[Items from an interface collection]
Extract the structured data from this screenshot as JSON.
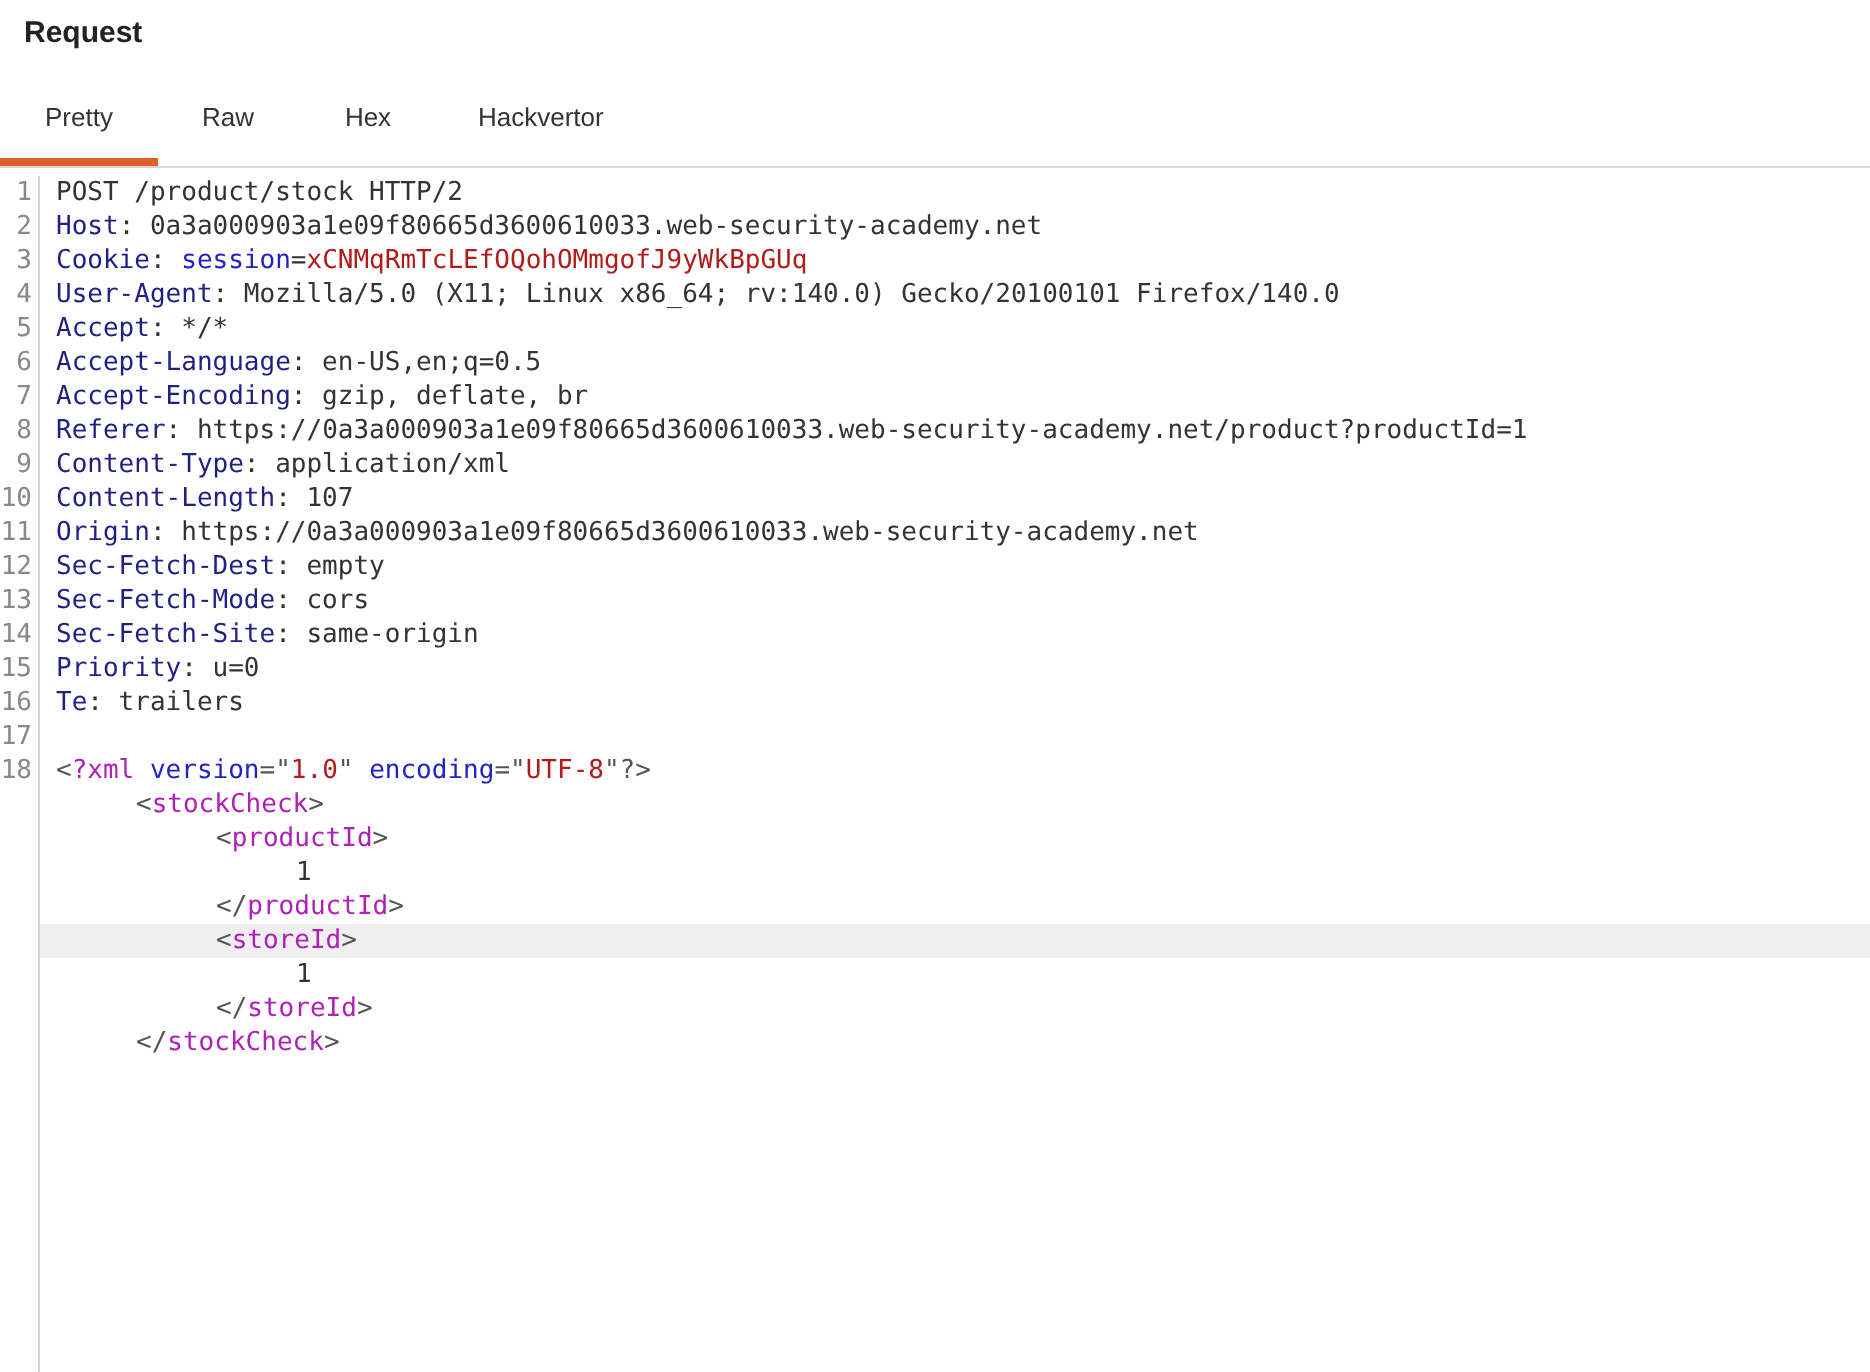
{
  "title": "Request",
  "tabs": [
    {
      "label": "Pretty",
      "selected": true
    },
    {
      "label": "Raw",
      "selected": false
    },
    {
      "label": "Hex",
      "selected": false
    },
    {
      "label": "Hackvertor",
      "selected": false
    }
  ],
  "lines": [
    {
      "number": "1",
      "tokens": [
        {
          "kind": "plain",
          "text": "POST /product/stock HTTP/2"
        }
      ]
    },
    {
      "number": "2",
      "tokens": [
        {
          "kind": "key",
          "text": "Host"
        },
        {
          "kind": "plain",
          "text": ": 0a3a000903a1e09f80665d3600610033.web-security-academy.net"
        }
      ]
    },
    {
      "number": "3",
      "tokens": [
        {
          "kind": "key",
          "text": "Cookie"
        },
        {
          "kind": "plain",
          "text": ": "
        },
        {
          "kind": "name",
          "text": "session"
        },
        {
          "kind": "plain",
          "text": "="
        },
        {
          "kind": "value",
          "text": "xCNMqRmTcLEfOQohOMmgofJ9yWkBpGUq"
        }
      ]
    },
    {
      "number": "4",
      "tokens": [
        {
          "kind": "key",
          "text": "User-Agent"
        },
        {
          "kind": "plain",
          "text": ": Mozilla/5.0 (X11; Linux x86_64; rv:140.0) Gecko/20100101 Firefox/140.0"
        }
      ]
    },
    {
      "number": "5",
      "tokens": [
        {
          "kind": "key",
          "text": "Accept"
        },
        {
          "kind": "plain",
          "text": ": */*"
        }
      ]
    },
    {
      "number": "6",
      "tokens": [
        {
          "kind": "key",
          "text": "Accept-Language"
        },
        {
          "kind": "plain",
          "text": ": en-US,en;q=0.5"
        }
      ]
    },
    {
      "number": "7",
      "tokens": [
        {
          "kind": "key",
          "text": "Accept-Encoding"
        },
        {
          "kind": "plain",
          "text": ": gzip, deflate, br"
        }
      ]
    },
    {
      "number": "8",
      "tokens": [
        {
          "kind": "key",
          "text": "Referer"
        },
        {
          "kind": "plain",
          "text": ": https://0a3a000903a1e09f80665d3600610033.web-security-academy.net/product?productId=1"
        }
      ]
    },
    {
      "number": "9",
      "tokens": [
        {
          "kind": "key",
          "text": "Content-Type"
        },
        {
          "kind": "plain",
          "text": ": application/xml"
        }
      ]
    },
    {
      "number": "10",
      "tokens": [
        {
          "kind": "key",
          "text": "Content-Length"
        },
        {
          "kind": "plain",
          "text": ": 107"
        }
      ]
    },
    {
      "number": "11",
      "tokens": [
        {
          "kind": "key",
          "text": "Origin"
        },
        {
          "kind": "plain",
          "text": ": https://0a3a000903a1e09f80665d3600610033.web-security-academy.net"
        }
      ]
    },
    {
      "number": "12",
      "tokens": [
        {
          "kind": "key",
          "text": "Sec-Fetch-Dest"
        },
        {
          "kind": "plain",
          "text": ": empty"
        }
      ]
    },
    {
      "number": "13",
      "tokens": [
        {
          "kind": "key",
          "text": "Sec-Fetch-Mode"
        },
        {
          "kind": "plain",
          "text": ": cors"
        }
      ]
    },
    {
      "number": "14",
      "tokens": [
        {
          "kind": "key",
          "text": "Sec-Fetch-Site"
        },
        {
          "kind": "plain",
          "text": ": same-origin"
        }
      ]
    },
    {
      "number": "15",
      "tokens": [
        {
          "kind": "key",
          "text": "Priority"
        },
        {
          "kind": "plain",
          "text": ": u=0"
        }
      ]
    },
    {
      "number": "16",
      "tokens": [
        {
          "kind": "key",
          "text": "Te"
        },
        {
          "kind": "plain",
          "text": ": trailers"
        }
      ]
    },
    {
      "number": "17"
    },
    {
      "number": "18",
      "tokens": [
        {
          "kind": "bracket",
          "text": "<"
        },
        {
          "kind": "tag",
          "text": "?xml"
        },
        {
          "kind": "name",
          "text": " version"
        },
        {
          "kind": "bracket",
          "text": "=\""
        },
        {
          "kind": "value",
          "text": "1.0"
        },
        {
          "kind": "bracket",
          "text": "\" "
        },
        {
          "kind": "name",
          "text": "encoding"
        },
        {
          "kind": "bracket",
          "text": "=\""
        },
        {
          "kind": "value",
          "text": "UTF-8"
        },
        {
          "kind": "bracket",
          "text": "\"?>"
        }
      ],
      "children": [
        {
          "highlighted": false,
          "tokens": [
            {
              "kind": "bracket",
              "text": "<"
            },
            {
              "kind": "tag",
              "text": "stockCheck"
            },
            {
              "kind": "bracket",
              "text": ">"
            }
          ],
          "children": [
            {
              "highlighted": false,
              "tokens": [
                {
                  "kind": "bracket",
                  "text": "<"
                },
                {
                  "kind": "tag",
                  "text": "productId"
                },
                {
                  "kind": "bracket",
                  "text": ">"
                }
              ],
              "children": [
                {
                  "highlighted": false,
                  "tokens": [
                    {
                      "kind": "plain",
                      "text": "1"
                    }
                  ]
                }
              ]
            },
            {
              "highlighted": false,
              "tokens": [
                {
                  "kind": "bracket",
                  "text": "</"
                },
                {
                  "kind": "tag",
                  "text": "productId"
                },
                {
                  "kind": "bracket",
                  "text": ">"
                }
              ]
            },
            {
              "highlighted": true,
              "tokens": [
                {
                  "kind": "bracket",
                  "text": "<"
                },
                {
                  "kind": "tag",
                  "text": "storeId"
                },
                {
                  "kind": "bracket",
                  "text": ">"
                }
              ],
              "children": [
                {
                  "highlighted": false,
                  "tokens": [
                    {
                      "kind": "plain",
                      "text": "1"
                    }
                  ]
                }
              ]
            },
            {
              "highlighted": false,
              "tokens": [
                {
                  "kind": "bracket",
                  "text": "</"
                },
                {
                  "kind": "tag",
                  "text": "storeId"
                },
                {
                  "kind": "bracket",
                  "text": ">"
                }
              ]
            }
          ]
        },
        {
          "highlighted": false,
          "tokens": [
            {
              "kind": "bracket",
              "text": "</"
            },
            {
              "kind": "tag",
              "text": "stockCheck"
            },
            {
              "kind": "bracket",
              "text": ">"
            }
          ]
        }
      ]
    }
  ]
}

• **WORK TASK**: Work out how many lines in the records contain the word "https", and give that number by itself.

• **SOLUTION FOR THIS EXERCISE**: 2